Top 10 Crowds in the U.S. in 2019
72,548: Galaxy at Atlanta United (MLS)
70,788: Mexico vs. Costa in Houston (Gold Cup)
70,382: FC Cincinnati at Atlanta United (MLS)
68,152: Orlando City at Atlanta United (MLS)
68,077: NY Red Bulls at Atlanta United (MLS)
68,046: Columbus at Atlanta United (MLS)
67,502: Chicago at Atlanta United (MLS)
65,527: Mexico vs. Cuba at the Rose Bowl (Gold Cup)
65,232: Brazil vs. Colombia in Miami Shores, FL (international friendly)
64,128: Mexico vs. Haiti in Glendale, AZ (Gold Cup)
Source: Soccer America
The Mersey beat
The FIFA international break may do what no Premier League team has been able to manage this season and that’s trip up Liverpool, which returns to domestic competition Sunday perfect through eight games.
The Reds, who will play Manchester United next weekend, had 17 players called up by their national teams during the break with Brazilians Roberto Firmino and Fabinho and Senegal’s Sadio Mane have the longest trips, traveling to Singapore where their teams met in a friendly last week. (Firmino scored in a 1-1 draw.)
Liverpool has won 17 consecutive Premier League games dating to last season, leaving it one short of Manchester City’s two-season-old record of 18 wins in a row. It can match that at Old Trafford on Sunday but that may be a tall order since the Reds haven’t won there since 2014.
The defending Champions League winners are already a whopping eight points clear of second-place City (5-2-1), the two-time defending league champions. And while it’s not unusual to see those two teams atop the table, it’s not as common to see Leicester City (4-2-2), Crystal Palace (4-2-2), Burnley (3-2-3) and West Ham (3-2-3) taking up half the spots in the top eight.
Meanwhile Tottenham (3-3-2), a European finalist last spring, has lost as many as it has won – and that doesn’t include a 7-2 home drubbing by Bayern Munich in Champions League group play. That has Spurs coach Mauricio Pochettino, among the longest-tenured Premier League managers, on the hot seat.

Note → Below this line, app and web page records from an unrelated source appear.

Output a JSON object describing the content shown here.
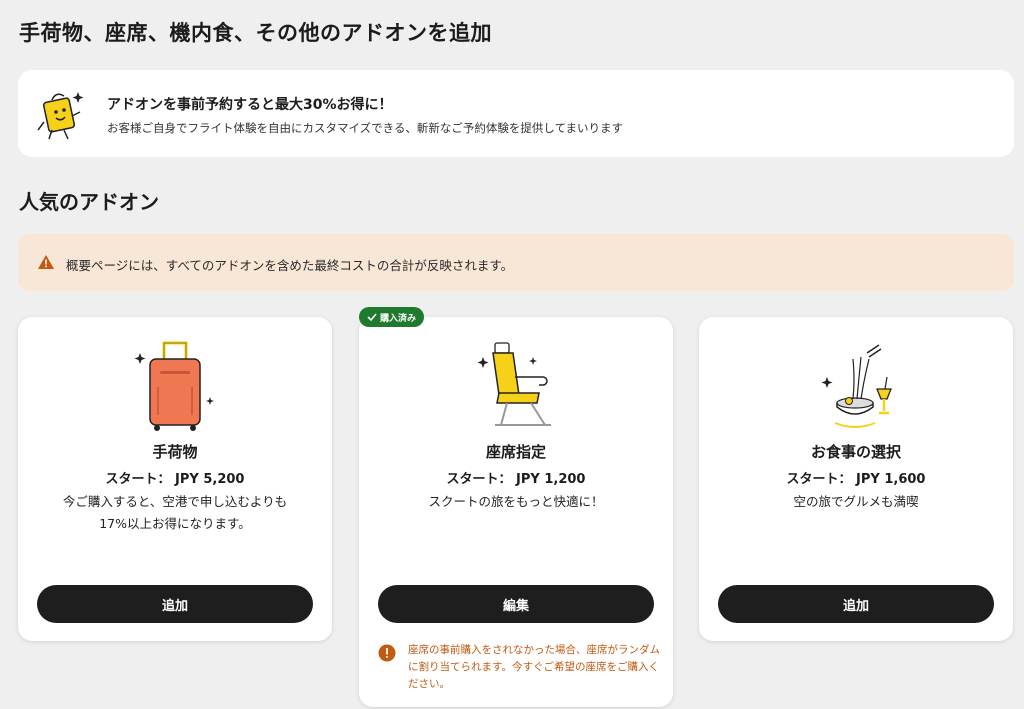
{
  "page": {
    "title": "手荷物、座席、機内食、その他のアドオンを追加"
  },
  "promo": {
    "title": "アドオンを事前予約すると最大30%お得に！",
    "subtitle": "お客様ご自身でフライト体験を自由にカスタマイズできる、斬新なご予約体験を提供してまいります",
    "icon": "mascot-icon"
  },
  "popular": {
    "title": "人気のアドオン"
  },
  "notice": {
    "icon": "warning-icon",
    "text": "概要ページには、すべてのアドオンを含めた最終コストの合計が反映されます。",
    "bg_color": "#f8e6d6"
  },
  "cards": [
    {
      "title": "手荷物",
      "price": "スタート： JPY 5,200",
      "description": "今ご購入すると、空港で申し込むよりも17%以上お得になります。",
      "button": "追加",
      "icon": "suitcase-icon"
    },
    {
      "title": "座席指定",
      "price": "スタート： JPY 1,200",
      "description": "スクートの旅をもっと快適に！",
      "button": "編集",
      "icon": "seat-icon",
      "badge": "購入済み",
      "badge_color": "#1f7a2e",
      "warning": "座席の事前購入をされなかった場合、座席がランダムに割り当てられます。今すぐご希望の座席をご購入ください。",
      "warning_color": "#c25a10"
    },
    {
      "title": "お食事の選択",
      "price": "スタート： JPY 1,600",
      "description": "空の旅でグルメも満喫",
      "button": "追加",
      "icon": "meal-icon"
    }
  ],
  "colors": {
    "background": "#efefef",
    "button": "#1e1e1e",
    "accent_yellow": "#f7d117",
    "luggage_orange": "#ef7752"
  }
}
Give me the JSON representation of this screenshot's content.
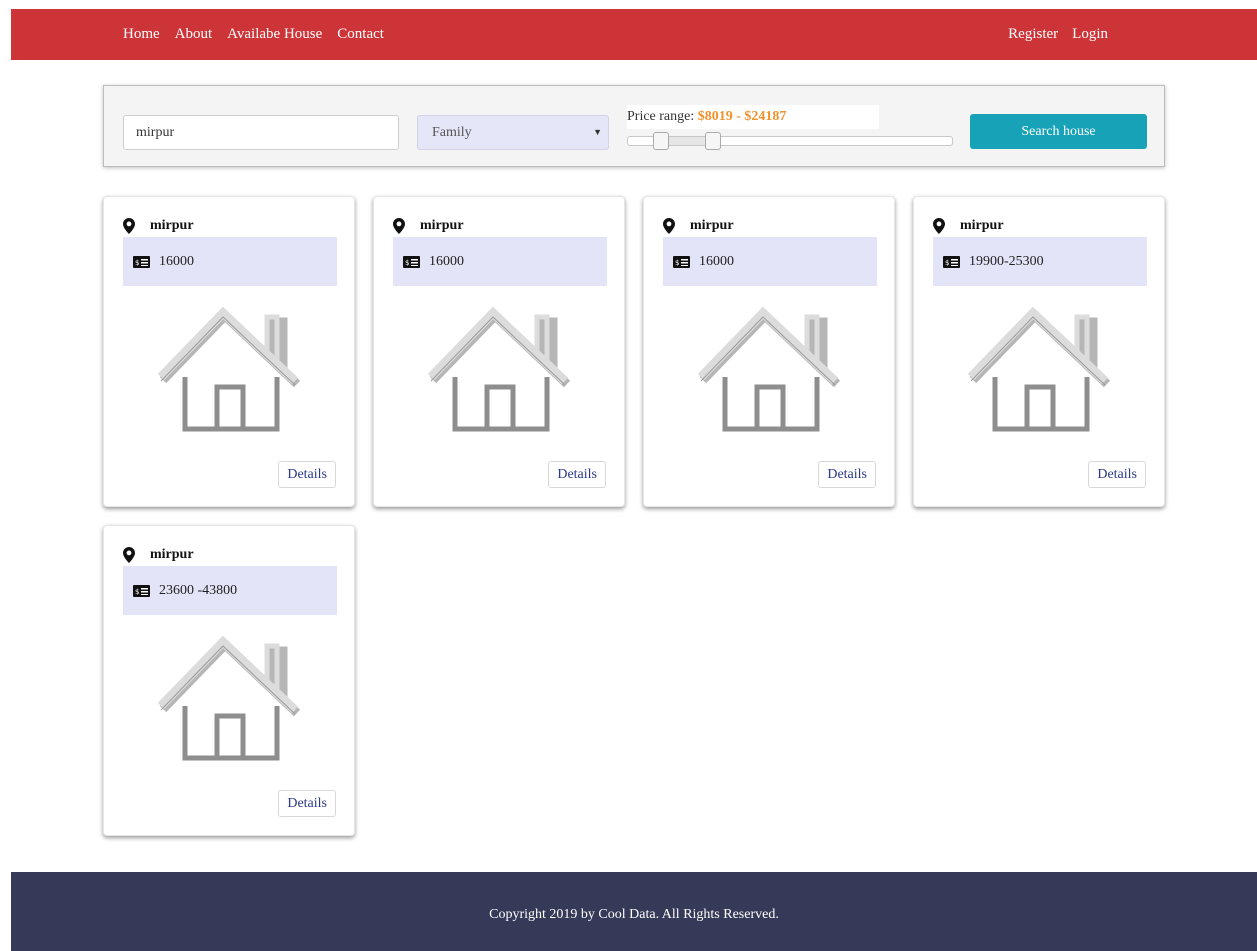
{
  "nav": {
    "left": [
      "Home",
      "About",
      "Availabe House",
      "Contact"
    ],
    "right": [
      "Register",
      "Login"
    ]
  },
  "search": {
    "location_value": "mirpur",
    "type_selected": "Family",
    "price_label": "Price range:",
    "price_value": "$8019 - $24187",
    "slider": {
      "low_fraction": 0.08,
      "high_fraction": 0.24
    },
    "button_label": "Search house"
  },
  "cards": [
    {
      "location": "mirpur",
      "price": "16000",
      "details_label": "Details"
    },
    {
      "location": "mirpur",
      "price": "16000",
      "details_label": "Details"
    },
    {
      "location": "mirpur",
      "price": "16000",
      "details_label": "Details"
    },
    {
      "location": "mirpur",
      "price": "19900-25300",
      "details_label": "Details"
    },
    {
      "location": "mirpur",
      "price": "23600 -43800",
      "details_label": "Details"
    }
  ],
  "footer": {
    "text": "Copyright 2019 by Cool Data. All Rights Reserved."
  },
  "colors": {
    "navbar": "#cc3438",
    "search_button": "#17a2b8",
    "price_highlight": "#f0912b",
    "price_box": "#e3e4f8",
    "footer": "#353a58"
  },
  "icons": [
    "map-marker-icon",
    "money-bill-icon",
    "house-icon",
    "caret-down-icon"
  ]
}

And then there’s Everton, Liverpool’s next-door neighbor. The Toffees were last relegated in 1951 but at 2-5-1 they’re in the drop zone now, standing 18th with seven points after eight games.
“If we are talking strictly about talent and skill, nobody surpasses Ronaldo.”
Jose Mourinho, shunning Lionel Messi and Cristiano Ronaldo to pick two-time World Cup champion Ronaldo Luis Nazario de Lima of Brazil as the greatest soccer player he has ever seen
Until next time